23 minute read

What is a franchise?

Franchise has many definitions, but one of the most comprehensive ones is the one suggested by Martin Mendelsohn, describing franchise through the following features:

  • Franchiser is the owner of the name, idea, secret work processes, product or specialized parts of the equipment, and goodwill of the company with which it is associated.
  • A specific contract, franchise agreement, is signed, that allows the franchisee to use the name, idea, processes, products or equipment, and goodwill of the company with which it is associated.
  • Franchise agreement includes the regulations and control mechanisms related to operative process management of the company in which the franchisee fulfills their obligations/rights.
  • In return for the acquired rights, marketable goods or provided services, the franchisee pays the franchiser use or license fee.

According to another Lucyna Lewandowska’s approach, franchise consists of the following components:

  • Trademark – legally protected emblem that distinguishes its owner from other organizations.
  • Know-how – confidential technical and technological information regarding how goods are produced or services provided.
  • Code of Practice – detailed description about how the franchise business should be run.
  • Charges – amounts paid by the franchise buyer. Typically, starting fee constitutes about 10% of the franchise buyer’s costs; use fee is 2-5% of the franchise business’ net annual turnover, and marketing fees vary 1-3% of the sales.

The two primary types of franchises are product and business format franchise.
In product franchise, the franchisee is an independent entrepreneur selling specialized products that bear the manufacturer’s name or trademark – for example, gasoline – for a certain fee. The franchised vendor’s greater identifiability, along with the franchiser’s trademark, product line, service concept, and marketing methods, sets product franchise apart from the typical supplier-dealer relationship. The goods are not sold to many vendors and dealers, but to a few chosen partners that are specialized on selling only specific products and services, and don’t offer competitors’ products. By limiting the selection of distributors, and appointing fixed distribution areas, each franchisee is guaranteed a solid and sufficient market share; meanwhile, there is no intra-brand competition. Occupying a market niche is the biggest motivator in product franchising.
Business format franchise is a continuous business relation between franchiser and franchisee that doesn’t incorporate only products, services, and trademark, but the entire business model – marketing strategy and plan; code of practice, instructions and standards; quality control; consistent two-way communication. In general, this type doesn’t involve manufacturing of products by the franchiser, however, the franchisee may be provided with necessary equipment, components, packing material, computer software, or promotional materials.
Business format franchises are found among catering and housing businesses, car aftersales, convenience stores, car rentals, business services (e.g. accounting and bookkeeping services, casual workers), and consumer services (cleaning companies, realtors, etc.)
In fact, it is increasingly difficult to differentiate the two types, because they are quite similar.

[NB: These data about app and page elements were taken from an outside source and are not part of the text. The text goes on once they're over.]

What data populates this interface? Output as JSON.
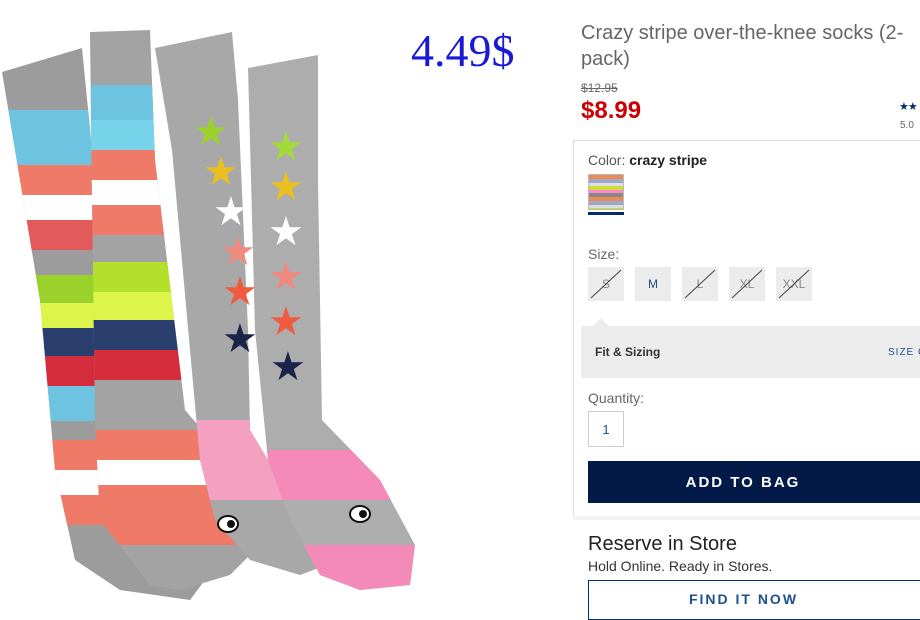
{
  "overlay": {
    "price": "4.49$"
  },
  "product": {
    "title": "Crazy stripe over-the-knee socks (2-pack)",
    "original_price": "$12.95",
    "sale_price": "$8.99",
    "stars": "★★",
    "rating": "5.0"
  },
  "color": {
    "label": "Color: ",
    "value": "crazy stripe"
  },
  "size": {
    "label": "Size:",
    "options": [
      {
        "label": "S",
        "available": false
      },
      {
        "label": "M",
        "available": true
      },
      {
        "label": "L",
        "available": false
      },
      {
        "label": "XL",
        "available": false
      },
      {
        "label": "XXL",
        "available": false
      }
    ]
  },
  "fit": {
    "label": "Fit & Sizing",
    "size_chart": "SIZE C"
  },
  "quantity": {
    "label": "Quantity:",
    "value": "1"
  },
  "add_to_bag": "ADD TO BAG",
  "reserve": {
    "title": "Reserve in Store",
    "subtitle": "Hold Online. Ready in Stores.",
    "button": "FIND IT NOW"
  },
  "colors": {
    "accent_navy": "#031a48",
    "sale_red": "#cc0000",
    "overlay_blue": "#1a1ad6"
  }
}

Therefore: Franchiser is the party that has seized a business opportunity, and created a new operative company. Just like the founders of Easy Wine restaurant in Riga, Latvia. Franchisee sees value in the company created by the franchiser, and purchase the rights to imitate the company in a new location.

Sources
Mendelsohn, Martin. The Guide to Franchising. 7th Edition. London: Thomson Learning, 2005
Ottas, Marleen. Development Opportunities for EKLT LCC as a Franchisee. University of Tartu, 2012
Lea Põder, INDIVIDUAL CHARACTERISTICS OF FRANCHISEES IN FRANCHISING BY THE EXAMPLE OF PIZZAKIOSK OÜ. University of Tartu 2016